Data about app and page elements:
☆ ☆ ☆ ☆ ☆ ☆ ☆
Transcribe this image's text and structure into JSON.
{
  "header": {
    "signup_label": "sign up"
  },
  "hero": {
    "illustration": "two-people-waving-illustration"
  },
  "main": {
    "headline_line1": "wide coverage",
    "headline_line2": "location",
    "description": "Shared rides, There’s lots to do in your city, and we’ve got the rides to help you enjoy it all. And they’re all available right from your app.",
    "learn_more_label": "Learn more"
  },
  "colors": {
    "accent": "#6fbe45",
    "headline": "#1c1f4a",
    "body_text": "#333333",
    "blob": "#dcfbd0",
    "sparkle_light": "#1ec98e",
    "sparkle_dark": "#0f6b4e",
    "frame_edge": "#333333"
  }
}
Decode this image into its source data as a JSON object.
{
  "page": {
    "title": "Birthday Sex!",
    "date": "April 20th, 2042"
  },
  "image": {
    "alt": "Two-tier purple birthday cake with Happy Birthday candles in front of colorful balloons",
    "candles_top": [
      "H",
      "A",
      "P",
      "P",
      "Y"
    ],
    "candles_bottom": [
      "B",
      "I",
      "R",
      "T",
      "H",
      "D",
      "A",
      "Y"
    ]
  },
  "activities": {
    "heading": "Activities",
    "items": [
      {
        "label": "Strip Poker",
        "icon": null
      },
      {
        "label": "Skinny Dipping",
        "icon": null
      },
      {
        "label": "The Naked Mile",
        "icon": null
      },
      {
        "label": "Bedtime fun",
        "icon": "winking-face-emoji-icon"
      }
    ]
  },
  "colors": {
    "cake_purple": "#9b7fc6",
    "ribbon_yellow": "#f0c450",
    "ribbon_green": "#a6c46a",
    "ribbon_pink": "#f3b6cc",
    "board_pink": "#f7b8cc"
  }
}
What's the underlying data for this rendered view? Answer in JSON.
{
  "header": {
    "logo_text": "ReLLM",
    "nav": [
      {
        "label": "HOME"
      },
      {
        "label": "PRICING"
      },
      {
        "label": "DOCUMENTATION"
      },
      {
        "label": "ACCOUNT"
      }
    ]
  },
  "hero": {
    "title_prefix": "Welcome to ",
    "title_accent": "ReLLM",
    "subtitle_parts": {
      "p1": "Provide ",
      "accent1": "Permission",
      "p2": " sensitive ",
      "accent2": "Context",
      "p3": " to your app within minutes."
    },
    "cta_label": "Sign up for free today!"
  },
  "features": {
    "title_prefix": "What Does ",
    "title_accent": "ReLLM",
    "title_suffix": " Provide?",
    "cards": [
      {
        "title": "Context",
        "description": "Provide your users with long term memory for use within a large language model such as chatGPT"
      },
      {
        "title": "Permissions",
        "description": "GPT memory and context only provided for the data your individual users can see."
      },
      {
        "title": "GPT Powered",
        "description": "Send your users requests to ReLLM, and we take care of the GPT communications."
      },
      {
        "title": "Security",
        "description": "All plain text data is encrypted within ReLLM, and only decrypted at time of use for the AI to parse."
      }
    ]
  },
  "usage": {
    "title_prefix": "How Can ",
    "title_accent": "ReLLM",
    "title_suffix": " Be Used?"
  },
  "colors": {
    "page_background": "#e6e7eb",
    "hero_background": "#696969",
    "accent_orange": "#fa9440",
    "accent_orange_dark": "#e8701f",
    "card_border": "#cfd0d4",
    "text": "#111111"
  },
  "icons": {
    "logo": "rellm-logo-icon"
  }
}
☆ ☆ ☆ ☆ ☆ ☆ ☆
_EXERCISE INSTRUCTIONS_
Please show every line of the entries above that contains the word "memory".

_WRITTEN REPLY_
        "description": "Provide your users with long term memory for use within a large language model such as chatGPT"
        "description": "GPT memory and context only provided for the data your individual users can see."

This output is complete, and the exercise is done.